Items from an interface collection -
------------------------------------------------------------
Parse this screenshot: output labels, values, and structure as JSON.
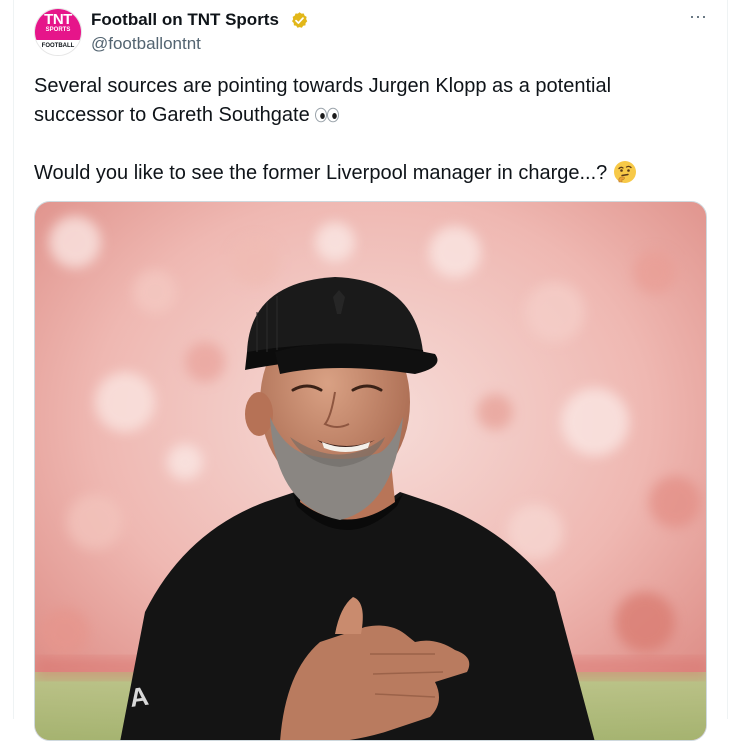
{
  "tweet": {
    "display_name": "Football on TNT Sports",
    "handle": "@footballontnt",
    "verified": true,
    "text_line_1": "Several sources are pointing towards Jurgen Klopp as a potential",
    "text_line_2": "successor to Gareth Southgate",
    "text_line_3": "Would you like to see the former Liverpool manager in charge...?",
    "more_label": "···"
  },
  "avatar": {
    "brand_top": "TNT",
    "brand_mid": "SPORTS",
    "brand_bottom": "FOOTBALL",
    "brand_color": "#e6158a"
  },
  "icons": {
    "verified": "gold-check-badge-icon",
    "more": "more-options-icon",
    "eyes": "eyes-emoji-icon",
    "thinking": "thinking-face-emoji-icon"
  },
  "colors": {
    "text": "#0f1419",
    "secondary": "#536471",
    "border": "#cfd9de",
    "verified_gold": "#e2b719"
  },
  "media": {
    "kind": "photo"
  }
}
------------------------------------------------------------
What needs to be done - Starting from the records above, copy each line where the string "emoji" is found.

Output -
    "eyes": "eyes-emoji-icon",
    "thinking": "thinking-face-emoji-icon"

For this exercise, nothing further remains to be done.